What is needed: Search each line of the data for the word "贡献勋章"; copy every line where it is found.

--

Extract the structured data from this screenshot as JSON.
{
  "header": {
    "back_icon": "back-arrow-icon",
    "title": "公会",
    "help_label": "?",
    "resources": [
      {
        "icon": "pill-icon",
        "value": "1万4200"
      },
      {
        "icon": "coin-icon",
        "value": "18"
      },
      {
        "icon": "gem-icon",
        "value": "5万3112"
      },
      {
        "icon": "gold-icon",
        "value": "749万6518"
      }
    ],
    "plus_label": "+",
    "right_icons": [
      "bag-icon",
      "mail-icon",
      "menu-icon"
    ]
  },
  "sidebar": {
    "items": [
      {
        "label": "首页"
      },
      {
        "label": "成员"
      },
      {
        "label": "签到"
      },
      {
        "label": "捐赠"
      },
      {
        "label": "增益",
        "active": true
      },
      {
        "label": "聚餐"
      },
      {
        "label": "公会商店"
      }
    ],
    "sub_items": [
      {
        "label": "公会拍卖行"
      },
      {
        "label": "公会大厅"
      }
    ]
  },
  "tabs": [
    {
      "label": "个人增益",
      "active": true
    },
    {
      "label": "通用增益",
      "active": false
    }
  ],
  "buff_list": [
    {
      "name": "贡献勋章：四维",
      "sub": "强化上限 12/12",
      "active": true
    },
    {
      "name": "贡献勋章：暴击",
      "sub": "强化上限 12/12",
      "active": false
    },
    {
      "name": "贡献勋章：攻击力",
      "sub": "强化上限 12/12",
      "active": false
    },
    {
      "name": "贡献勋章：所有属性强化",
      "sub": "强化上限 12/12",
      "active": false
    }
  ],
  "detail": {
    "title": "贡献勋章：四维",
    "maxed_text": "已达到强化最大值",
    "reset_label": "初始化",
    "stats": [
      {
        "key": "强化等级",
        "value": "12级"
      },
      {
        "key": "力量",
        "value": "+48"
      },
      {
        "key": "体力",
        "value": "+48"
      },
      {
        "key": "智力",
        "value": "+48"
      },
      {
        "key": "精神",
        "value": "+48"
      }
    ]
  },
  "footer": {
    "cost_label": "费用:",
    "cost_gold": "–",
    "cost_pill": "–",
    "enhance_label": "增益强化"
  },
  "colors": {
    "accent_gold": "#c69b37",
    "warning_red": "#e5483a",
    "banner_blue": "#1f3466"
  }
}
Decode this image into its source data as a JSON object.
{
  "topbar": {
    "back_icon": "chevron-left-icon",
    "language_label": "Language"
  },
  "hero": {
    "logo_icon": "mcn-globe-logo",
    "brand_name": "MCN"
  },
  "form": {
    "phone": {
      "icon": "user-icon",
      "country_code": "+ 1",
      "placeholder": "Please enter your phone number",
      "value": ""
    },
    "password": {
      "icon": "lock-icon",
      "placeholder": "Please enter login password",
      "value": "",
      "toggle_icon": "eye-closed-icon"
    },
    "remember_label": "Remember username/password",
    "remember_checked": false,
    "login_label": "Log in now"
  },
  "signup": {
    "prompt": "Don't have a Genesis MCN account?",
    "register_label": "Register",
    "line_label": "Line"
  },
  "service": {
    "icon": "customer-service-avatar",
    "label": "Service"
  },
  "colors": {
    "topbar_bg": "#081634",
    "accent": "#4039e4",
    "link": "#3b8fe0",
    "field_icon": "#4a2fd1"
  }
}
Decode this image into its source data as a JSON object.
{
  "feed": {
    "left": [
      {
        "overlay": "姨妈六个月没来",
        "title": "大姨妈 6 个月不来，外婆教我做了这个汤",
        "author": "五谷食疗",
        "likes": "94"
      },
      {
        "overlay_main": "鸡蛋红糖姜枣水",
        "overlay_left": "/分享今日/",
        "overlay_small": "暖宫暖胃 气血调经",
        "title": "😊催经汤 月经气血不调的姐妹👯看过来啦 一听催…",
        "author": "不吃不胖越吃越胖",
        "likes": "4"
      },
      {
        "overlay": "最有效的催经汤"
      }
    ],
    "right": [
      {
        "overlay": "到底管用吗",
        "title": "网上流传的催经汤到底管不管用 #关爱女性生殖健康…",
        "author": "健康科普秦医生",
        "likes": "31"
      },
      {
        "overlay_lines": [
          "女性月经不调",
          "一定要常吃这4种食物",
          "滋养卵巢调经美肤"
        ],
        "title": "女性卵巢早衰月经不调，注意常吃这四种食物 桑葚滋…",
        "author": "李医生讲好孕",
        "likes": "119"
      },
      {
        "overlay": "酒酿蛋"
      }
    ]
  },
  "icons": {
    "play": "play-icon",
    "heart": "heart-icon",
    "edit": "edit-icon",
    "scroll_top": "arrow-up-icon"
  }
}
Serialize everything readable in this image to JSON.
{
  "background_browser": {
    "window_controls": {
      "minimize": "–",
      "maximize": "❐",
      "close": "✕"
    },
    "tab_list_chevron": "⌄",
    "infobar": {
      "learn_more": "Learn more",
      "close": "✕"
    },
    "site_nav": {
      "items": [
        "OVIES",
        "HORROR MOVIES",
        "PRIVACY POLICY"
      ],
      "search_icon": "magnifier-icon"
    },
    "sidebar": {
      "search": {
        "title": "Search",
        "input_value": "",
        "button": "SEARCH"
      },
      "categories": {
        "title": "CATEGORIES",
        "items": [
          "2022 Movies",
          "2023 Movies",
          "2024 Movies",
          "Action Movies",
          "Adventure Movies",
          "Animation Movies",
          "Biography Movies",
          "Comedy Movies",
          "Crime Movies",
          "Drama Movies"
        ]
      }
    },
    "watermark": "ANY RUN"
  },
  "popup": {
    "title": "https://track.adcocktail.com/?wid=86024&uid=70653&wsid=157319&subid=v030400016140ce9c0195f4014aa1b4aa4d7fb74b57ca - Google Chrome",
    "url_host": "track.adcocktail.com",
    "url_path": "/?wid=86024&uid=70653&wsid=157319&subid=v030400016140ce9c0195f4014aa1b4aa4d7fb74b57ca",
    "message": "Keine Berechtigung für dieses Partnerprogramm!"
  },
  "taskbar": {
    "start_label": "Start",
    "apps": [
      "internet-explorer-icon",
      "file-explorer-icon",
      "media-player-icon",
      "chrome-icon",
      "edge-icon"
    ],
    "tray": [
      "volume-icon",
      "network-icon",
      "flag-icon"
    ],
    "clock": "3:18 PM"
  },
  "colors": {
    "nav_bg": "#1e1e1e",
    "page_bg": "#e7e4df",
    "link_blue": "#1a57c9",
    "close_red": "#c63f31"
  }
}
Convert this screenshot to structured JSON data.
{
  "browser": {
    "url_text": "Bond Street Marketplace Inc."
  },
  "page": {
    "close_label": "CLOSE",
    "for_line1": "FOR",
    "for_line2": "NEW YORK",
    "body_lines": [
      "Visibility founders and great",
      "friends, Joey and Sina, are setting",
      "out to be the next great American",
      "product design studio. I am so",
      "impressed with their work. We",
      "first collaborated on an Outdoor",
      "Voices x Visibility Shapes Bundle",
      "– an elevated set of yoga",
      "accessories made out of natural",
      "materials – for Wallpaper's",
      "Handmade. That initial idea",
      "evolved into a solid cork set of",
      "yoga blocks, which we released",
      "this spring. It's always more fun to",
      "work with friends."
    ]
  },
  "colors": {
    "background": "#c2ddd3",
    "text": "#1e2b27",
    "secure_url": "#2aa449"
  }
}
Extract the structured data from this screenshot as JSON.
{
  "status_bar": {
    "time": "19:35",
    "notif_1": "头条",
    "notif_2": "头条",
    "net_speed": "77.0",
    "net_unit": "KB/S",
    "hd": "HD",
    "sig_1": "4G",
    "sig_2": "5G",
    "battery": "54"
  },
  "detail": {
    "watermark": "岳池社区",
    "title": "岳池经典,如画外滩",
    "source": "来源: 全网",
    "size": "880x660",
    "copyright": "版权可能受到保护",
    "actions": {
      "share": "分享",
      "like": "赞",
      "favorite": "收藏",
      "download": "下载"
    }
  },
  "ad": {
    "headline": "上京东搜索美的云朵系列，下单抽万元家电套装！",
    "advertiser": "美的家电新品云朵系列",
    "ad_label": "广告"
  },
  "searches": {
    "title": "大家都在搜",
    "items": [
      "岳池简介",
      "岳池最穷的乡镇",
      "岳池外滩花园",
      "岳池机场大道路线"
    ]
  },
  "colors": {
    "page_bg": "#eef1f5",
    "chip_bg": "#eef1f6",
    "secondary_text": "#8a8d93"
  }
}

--

Answer to this problem:
      "name": "贡献勋章：四维",
      "name": "贡献勋章：暴击",
      "name": "贡献勋章：攻击力",
      "name": "贡献勋章：所有属性强化",
    "title": "贡献勋章：四维",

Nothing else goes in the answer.